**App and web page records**

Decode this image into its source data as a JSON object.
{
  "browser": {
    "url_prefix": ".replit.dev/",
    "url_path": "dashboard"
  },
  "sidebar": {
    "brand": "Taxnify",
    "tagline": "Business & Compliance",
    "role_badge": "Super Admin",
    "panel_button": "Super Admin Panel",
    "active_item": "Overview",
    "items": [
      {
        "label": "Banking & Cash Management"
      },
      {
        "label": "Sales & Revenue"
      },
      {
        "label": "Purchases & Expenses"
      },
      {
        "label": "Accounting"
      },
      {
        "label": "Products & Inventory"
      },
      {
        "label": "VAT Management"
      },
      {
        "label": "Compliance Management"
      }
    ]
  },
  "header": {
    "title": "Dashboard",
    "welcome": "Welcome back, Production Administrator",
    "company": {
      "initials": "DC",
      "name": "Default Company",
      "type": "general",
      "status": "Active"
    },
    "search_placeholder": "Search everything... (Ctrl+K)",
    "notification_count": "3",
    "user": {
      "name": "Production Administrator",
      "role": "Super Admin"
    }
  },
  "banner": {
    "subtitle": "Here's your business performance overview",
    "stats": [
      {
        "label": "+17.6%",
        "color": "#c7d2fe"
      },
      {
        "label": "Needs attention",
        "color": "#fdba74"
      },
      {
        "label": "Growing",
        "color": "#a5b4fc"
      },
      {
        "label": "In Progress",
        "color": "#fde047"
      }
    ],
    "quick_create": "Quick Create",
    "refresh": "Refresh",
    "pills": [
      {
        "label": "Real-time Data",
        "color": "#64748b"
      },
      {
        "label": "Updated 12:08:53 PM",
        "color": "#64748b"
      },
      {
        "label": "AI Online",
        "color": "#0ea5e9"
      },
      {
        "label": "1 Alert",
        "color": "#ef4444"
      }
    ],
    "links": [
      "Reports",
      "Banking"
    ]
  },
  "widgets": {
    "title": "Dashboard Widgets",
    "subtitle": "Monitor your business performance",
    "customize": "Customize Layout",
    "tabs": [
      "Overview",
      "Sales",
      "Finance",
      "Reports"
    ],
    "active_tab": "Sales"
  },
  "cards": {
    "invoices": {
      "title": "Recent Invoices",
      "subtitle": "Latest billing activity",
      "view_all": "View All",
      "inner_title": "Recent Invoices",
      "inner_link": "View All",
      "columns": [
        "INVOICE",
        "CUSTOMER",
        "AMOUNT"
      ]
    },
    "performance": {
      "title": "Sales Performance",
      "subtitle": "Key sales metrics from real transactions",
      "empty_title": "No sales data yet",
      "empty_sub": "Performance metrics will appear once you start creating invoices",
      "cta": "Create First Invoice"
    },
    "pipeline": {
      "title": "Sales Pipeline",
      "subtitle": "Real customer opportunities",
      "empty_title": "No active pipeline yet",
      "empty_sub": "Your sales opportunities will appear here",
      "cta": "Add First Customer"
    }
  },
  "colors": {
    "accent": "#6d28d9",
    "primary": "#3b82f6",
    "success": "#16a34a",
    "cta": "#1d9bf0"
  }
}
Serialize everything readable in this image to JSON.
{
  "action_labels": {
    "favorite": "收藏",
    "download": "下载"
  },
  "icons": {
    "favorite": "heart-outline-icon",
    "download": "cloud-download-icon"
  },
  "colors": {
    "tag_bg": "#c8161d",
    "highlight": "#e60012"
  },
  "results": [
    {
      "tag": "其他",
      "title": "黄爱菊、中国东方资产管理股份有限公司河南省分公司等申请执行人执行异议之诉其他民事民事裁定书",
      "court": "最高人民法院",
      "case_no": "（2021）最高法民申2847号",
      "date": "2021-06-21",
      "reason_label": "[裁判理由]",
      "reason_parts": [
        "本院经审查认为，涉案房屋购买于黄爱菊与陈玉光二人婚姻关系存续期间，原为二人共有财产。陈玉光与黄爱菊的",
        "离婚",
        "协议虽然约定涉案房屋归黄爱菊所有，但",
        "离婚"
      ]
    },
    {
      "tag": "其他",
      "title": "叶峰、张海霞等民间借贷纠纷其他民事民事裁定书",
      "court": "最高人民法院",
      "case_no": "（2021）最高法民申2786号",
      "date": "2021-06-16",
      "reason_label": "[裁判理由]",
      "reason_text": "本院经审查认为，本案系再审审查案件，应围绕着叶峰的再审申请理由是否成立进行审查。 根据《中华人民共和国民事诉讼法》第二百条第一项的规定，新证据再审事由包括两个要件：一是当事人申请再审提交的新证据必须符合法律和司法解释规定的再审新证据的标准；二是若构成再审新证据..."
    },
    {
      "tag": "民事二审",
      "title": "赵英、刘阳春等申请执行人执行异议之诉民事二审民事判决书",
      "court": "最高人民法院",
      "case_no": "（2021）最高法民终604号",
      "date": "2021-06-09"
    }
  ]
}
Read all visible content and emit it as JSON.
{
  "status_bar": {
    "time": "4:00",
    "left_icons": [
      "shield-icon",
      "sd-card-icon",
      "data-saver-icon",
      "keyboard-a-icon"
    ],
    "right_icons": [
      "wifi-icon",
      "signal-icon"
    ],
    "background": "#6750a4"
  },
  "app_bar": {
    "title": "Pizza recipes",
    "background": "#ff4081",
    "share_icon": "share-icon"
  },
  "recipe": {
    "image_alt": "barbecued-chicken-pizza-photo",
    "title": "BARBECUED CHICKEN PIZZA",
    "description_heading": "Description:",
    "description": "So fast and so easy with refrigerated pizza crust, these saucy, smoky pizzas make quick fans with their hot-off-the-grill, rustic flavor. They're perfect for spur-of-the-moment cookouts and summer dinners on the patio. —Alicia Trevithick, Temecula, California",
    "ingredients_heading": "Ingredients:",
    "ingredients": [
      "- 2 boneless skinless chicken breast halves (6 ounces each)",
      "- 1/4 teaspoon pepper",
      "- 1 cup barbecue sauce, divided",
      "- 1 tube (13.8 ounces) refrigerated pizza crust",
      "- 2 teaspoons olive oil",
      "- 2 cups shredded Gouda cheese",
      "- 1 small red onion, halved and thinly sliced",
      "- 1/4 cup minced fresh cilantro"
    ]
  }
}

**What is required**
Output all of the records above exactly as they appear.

**Solved problem**
Decode this image into its source data as a JSON object.
{
  "browser": {
    "url_prefix": ".replit.dev/",
    "url_path": "dashboard"
  },
  "sidebar": {
    "brand": "Taxnify",
    "tagline": "Business & Compliance",
    "role_badge": "Super Admin",
    "panel_button": "Super Admin Panel",
    "active_item": "Overview",
    "items": [
      {
        "label": "Banking & Cash Management"
      },
      {
        "label": "Sales & Revenue"
      },
      {
        "label": "Purchases & Expenses"
      },
      {
        "label": "Accounting"
      },
      {
        "label": "Products & Inventory"
      },
      {
        "label": "VAT Management"
      },
      {
        "label": "Compliance Management"
      }
    ]
  },
  "header": {
    "title": "Dashboard",
    "welcome": "Welcome back, Production Administrator",
    "company": {
      "initials": "DC",
      "name": "Default Company",
      "type": "general",
      "status": "Active"
    },
    "search_placeholder": "Search everything... (Ctrl+K)",
    "notification_count": "3",
    "user": {
      "name": "Production Administrator",
      "role": "Super Admin"
    }
  },
  "banner": {
    "subtitle": "Here's your business performance overview",
    "stats": [
      {
        "label": "+17.6%",
        "color": "#c7d2fe"
      },
      {
        "label": "Needs attention",
        "color": "#fdba74"
      },
      {
        "label": "Growing",
        "color": "#a5b4fc"
      },
      {
        "label": "In Progress",
        "color": "#fde047"
      }
    ],
    "quick_create": "Quick Create",
    "refresh": "Refresh",
    "pills": [
      {
        "label": "Real-time Data",
        "color": "#64748b"
      },
      {
        "label": "Updated 12:08:53 PM",
        "color": "#64748b"
      },
      {
        "label": "AI Online",
        "color": "#0ea5e9"
      },
      {
        "label": "1 Alert",
        "color": "#ef4444"
      }
    ],
    "links": [
      "Reports",
      "Banking"
    ]
  },
  "widgets": {
    "title": "Dashboard Widgets",
    "subtitle": "Monitor your business performance",
    "customize": "Customize Layout",
    "tabs": [
      "Overview",
      "Sales",
      "Finance",
      "Reports"
    ],
    "active_tab": "Sales"
  },
  "cards": {
    "invoices": {
      "title": "Recent Invoices",
      "subtitle": "Latest billing activity",
      "view_all": "View All",
      "inner_title": "Recent Invoices",
      "inner_link": "View All",
      "columns": [
        "INVOICE",
        "CUSTOMER",
        "AMOUNT"
      ]
    },
    "performance": {
      "title": "Sales Performance",
      "subtitle": "Key sales metrics from real transactions",
      "empty_title": "No sales data yet",
      "empty_sub": "Performance metrics will appear once you start creating invoices",
      "cta": "Create First Invoice"
    },
    "pipeline": {
      "title": "Sales Pipeline",
      "subtitle": "Real customer opportunities",
      "empty_title": "No active pipeline yet",
      "empty_sub": "Your sales opportunities will appear here",
      "cta": "Add First Customer"
    }
  },
  "colors": {
    "accent": "#6d28d9",
    "primary": "#3b82f6",
    "success": "#16a34a",
    "cta": "#1d9bf0"
  }
}
Serialize everything readable in this image to JSON.
{
  "action_labels": {
    "favorite": "收藏",
    "download": "下载"
  },
  "icons": {
    "favorite": "heart-outline-icon",
    "download": "cloud-download-icon"
  },
  "colors": {
    "tag_bg": "#c8161d",
    "highlight": "#e60012"
  },
  "results": [
    {
      "tag": "其他",
      "title": "黄爱菊、中国东方资产管理股份有限公司河南省分公司等申请执行人执行异议之诉其他民事民事裁定书",
      "court": "最高人民法院",
      "case_no": "（2021）最高法民申2847号",
      "date": "2021-06-21",
      "reason_label": "[裁判理由]",
      "reason_parts": [
        "本院经审查认为，涉案房屋购买于黄爱菊与陈玉光二人婚姻关系存续期间，原为二人共有财产。陈玉光与黄爱菊的",
        "离婚",
        "协议虽然约定涉案房屋归黄爱菊所有，但",
        "离婚"
      ]
    },
    {
      "tag": "其他",
      "title": "叶峰、张海霞等民间借贷纠纷其他民事民事裁定书",
      "court": "最高人民法院",
      "case_no": "（2021）最高法民申2786号",
      "date": "2021-06-16",
      "reason_label": "[裁判理由]",
      "reason_text": "本院经审查认为，本案系再审审查案件，应围绕着叶峰的再审申请理由是否成立进行审查。 根据《中华人民共和国民事诉讼法》第二百条第一项的规定，新证据再审事由包括两个要件：一是当事人申请再审提交的新证据必须符合法律和司法解释规定的再审新证据的标准；二是若构成再审新证据..."
    },
    {
      "tag": "民事二审",
      "title": "赵英、刘阳春等申请执行人执行异议之诉民事二审民事判决书",
      "court": "最高人民法院",
      "case_no": "（2021）最高法民终604号",
      "date": "2021-06-09"
    }
  ]
}
Read all visible content and emit it as JSON.
{
  "status_bar": {
    "time": "4:00",
    "left_icons": [
      "shield-icon",
      "sd-card-icon",
      "data-saver-icon",
      "keyboard-a-icon"
    ],
    "right_icons": [
      "wifi-icon",
      "signal-icon"
    ],
    "background": "#6750a4"
  },
  "app_bar": {
    "title": "Pizza recipes",
    "background": "#ff4081",
    "share_icon": "share-icon"
  },
  "recipe": {
    "image_alt": "barbecued-chicken-pizza-photo",
    "title": "BARBECUED CHICKEN PIZZA",
    "description_heading": "Description:",
    "description": "So fast and so easy with refrigerated pizza crust, these saucy, smoky pizzas make quick fans with their hot-off-the-grill, rustic flavor. They're perfect for spur-of-the-moment cookouts and summer dinners on the patio. —Alicia Trevithick, Temecula, California",
    "ingredients_heading": "Ingredients:",
    "ingredients": [
      "- 2 boneless skinless chicken breast halves (6 ounces each)",
      "- 1/4 teaspoon pepper",
      "- 1 cup barbecue sauce, divided",
      "- 1 tube (13.8 ounces) refrigerated pizza crust",
      "- 2 teaspoons olive oil",
      "- 2 cups shredded Gouda cheese",
      "- 1 small red onion, halved and thinly sliced",
      "- 1/4 cup minced fresh cilantro"
    ]
  }
}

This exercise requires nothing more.